═════ SOURCE INFORMATION
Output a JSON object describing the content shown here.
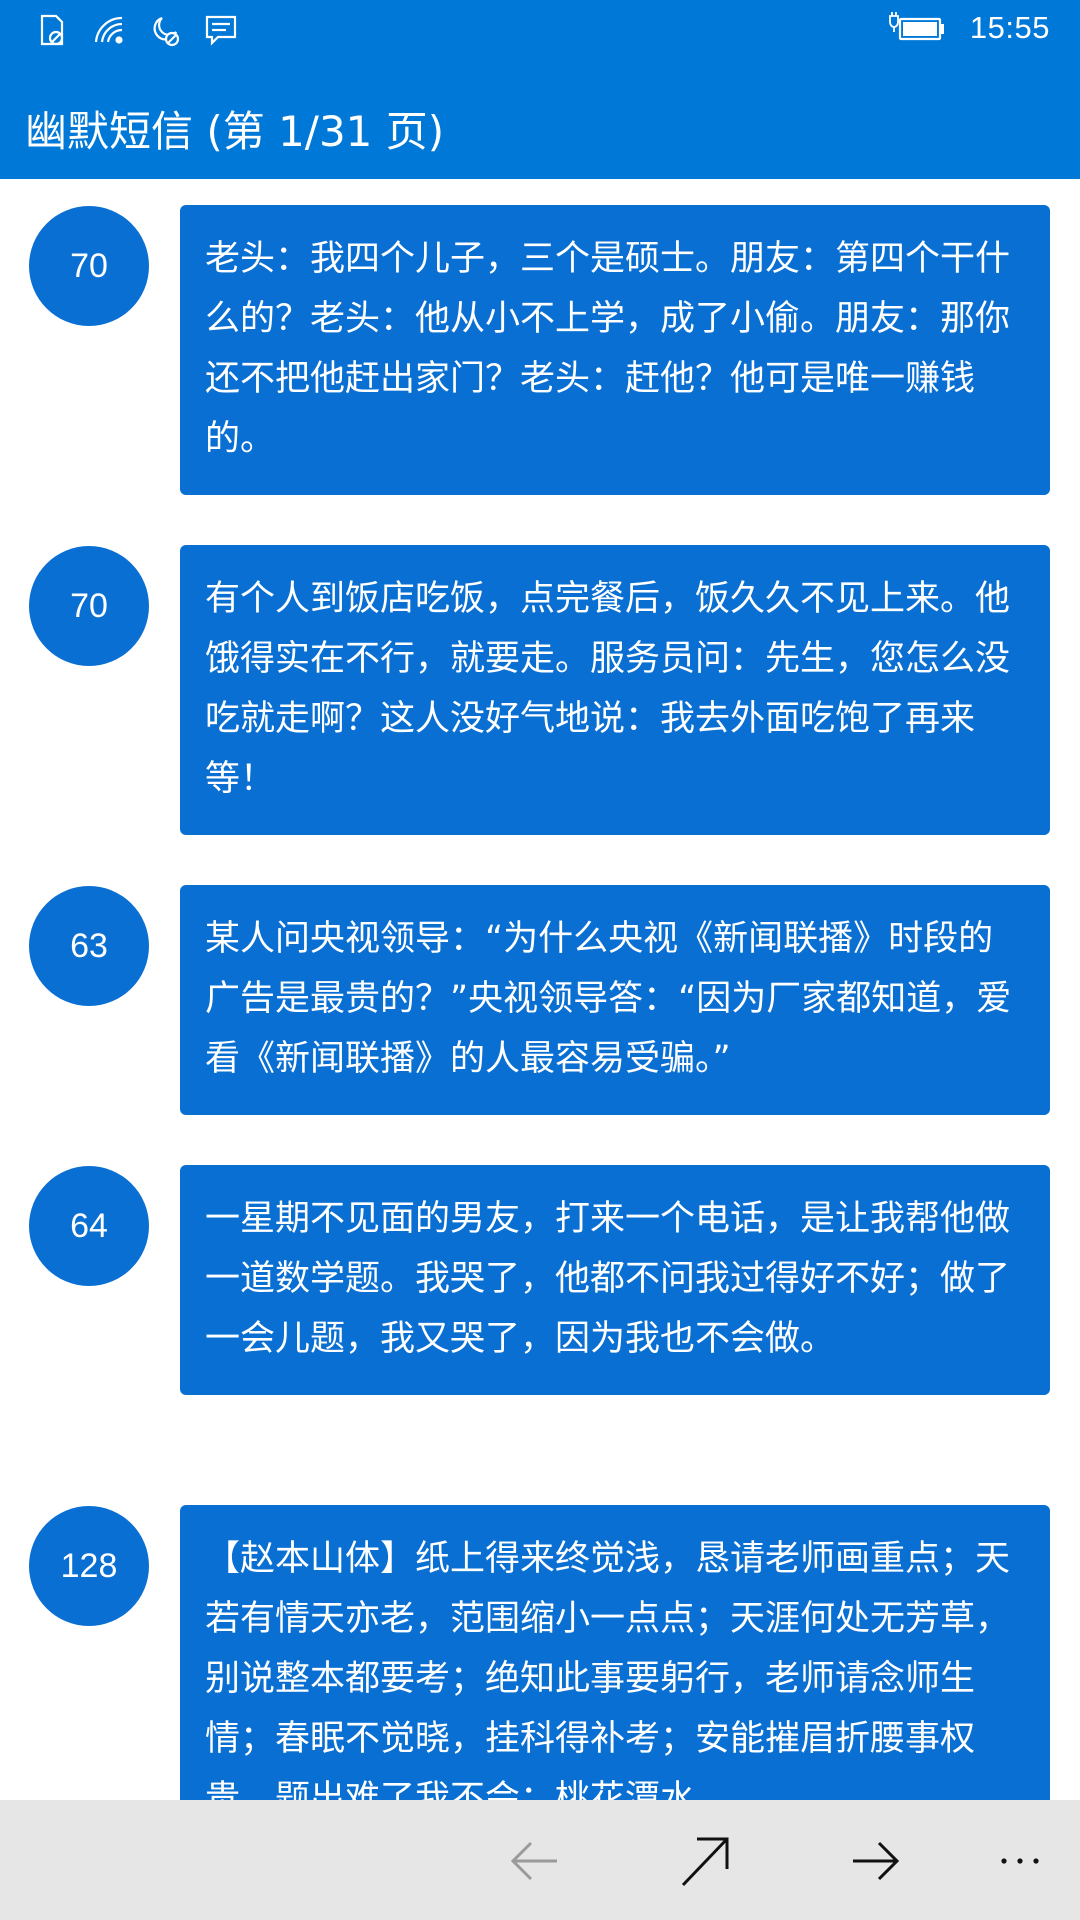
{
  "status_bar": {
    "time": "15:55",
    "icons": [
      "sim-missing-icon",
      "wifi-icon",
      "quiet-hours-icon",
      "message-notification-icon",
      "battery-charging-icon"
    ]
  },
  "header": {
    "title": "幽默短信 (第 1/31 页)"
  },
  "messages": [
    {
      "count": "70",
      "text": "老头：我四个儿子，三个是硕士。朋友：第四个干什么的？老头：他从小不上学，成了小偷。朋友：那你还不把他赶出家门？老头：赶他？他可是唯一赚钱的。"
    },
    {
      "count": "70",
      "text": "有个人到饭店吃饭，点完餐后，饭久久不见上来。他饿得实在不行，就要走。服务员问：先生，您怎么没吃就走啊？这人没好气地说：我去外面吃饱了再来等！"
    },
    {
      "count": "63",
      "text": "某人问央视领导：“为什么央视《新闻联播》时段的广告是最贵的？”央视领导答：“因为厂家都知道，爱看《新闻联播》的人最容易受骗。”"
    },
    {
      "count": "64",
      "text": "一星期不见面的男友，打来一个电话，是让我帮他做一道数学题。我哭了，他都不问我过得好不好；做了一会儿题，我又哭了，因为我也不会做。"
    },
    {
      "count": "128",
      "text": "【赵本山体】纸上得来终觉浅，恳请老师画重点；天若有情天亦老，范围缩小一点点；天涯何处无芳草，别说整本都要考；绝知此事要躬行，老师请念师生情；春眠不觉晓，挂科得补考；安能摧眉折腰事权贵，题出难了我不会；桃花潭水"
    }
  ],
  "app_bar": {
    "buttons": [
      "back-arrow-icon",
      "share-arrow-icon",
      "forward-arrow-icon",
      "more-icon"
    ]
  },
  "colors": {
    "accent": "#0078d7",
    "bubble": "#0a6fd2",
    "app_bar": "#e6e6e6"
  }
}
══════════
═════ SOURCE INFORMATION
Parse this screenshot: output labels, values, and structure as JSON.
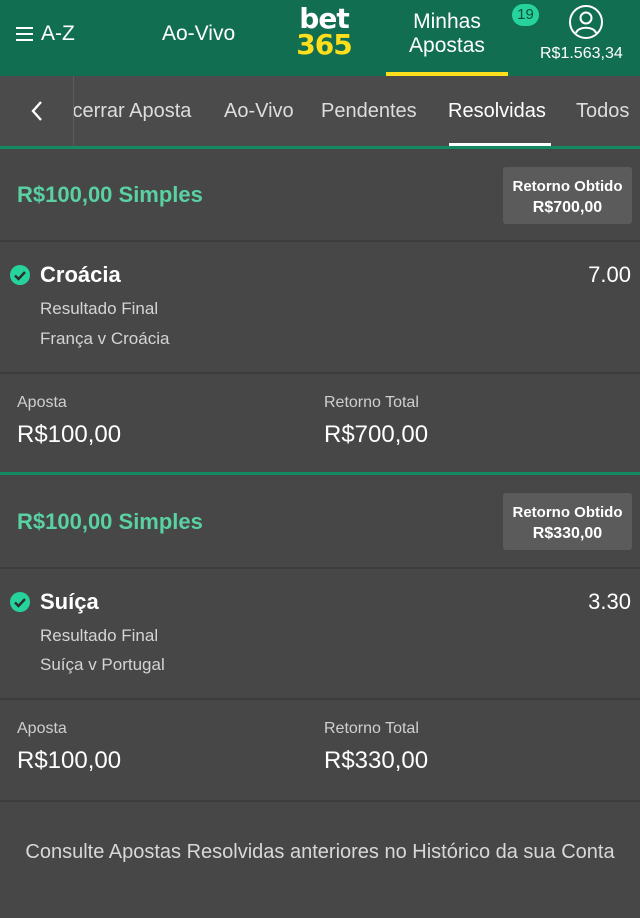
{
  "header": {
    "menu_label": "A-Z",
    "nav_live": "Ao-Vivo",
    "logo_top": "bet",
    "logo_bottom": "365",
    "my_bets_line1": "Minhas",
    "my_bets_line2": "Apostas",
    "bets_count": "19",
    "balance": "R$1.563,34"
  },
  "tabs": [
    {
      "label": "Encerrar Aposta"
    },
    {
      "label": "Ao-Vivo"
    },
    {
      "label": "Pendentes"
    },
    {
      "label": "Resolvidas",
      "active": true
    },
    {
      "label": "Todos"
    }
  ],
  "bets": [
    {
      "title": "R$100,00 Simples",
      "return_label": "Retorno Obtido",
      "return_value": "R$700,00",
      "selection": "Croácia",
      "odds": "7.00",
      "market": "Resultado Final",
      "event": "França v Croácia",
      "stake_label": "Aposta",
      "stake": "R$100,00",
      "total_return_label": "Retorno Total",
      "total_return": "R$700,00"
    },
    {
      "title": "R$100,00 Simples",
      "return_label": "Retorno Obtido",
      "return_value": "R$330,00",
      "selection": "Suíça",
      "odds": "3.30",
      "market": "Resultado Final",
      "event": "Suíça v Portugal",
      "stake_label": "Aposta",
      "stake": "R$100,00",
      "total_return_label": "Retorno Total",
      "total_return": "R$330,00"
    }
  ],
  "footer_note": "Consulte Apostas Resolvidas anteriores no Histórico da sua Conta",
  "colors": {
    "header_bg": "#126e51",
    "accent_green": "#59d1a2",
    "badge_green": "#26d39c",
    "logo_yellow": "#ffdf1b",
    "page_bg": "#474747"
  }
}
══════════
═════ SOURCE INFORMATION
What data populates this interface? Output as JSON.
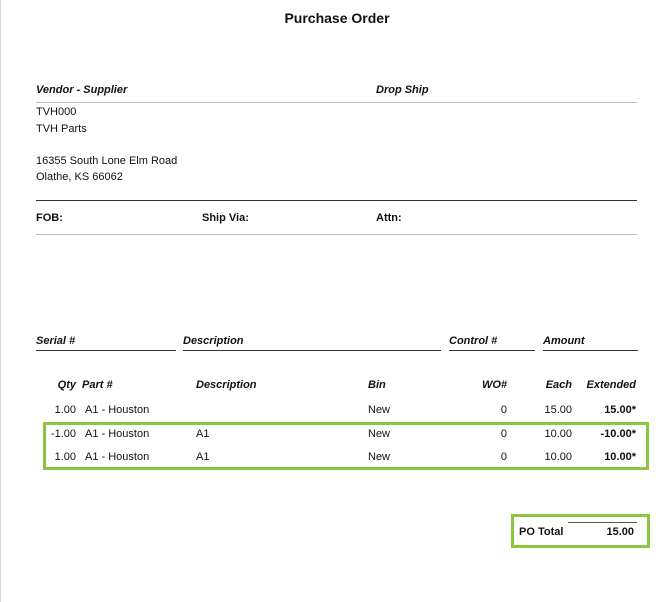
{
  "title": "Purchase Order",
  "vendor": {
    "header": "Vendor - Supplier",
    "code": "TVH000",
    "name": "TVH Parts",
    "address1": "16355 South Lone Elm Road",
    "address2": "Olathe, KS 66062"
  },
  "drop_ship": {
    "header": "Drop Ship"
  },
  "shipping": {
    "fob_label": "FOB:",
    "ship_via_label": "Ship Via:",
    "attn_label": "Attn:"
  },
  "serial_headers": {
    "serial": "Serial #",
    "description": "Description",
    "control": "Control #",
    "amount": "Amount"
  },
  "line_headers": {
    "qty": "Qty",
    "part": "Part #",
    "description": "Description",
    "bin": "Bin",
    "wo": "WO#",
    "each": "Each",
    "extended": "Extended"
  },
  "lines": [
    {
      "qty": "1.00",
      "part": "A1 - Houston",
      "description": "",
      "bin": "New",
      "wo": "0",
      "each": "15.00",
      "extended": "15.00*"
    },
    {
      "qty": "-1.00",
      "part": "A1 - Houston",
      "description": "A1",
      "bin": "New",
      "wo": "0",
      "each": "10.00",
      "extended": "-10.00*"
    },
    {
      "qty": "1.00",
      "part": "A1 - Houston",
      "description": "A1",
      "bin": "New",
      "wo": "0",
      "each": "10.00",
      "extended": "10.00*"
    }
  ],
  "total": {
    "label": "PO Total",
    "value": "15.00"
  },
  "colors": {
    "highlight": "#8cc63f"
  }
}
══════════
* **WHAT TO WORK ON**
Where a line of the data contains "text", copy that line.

* **SOLVED PROBLEM**
      "text": "老头：我四个儿子，三个是硕士。朋友：第四个干什么的？老头：他从小不上学，成了小偷。朋友：那你还不把他赶出家门？老头：赶他？他可是唯一赚钱的。"
      "text": "有个人到饭店吃饭，点完餐后，饭久久不见上来。他饿得实在不行，就要走。服务员问：先生，您怎么没吃就走啊？这人没好气地说：我去外面吃饱了再来等！"
      "text": "某人问央视领导：“为什么央视《新闻联播》时段的广告是最贵的？”央视领导答：“因为厂家都知道，爱看《新闻联播》的人最容易受骗。”"
      "text": "一星期不见面的男友，打来一个电话，是让我帮他做一道数学题。我哭了，他都不问我过得好不好；做了一会儿题，我又哭了，因为我也不会做。"
      "text": "【赵本山体】纸上得来终觉浅，恳请老师画重点；天若有情天亦老，范围缩小一点点；天涯何处无芳草，别说整本都要考；绝知此事要躬行，老师请念师生情；春眠不觉晓，挂科得补考；安能摧眉折腰事权贵，题出难了我不会；桃花潭水"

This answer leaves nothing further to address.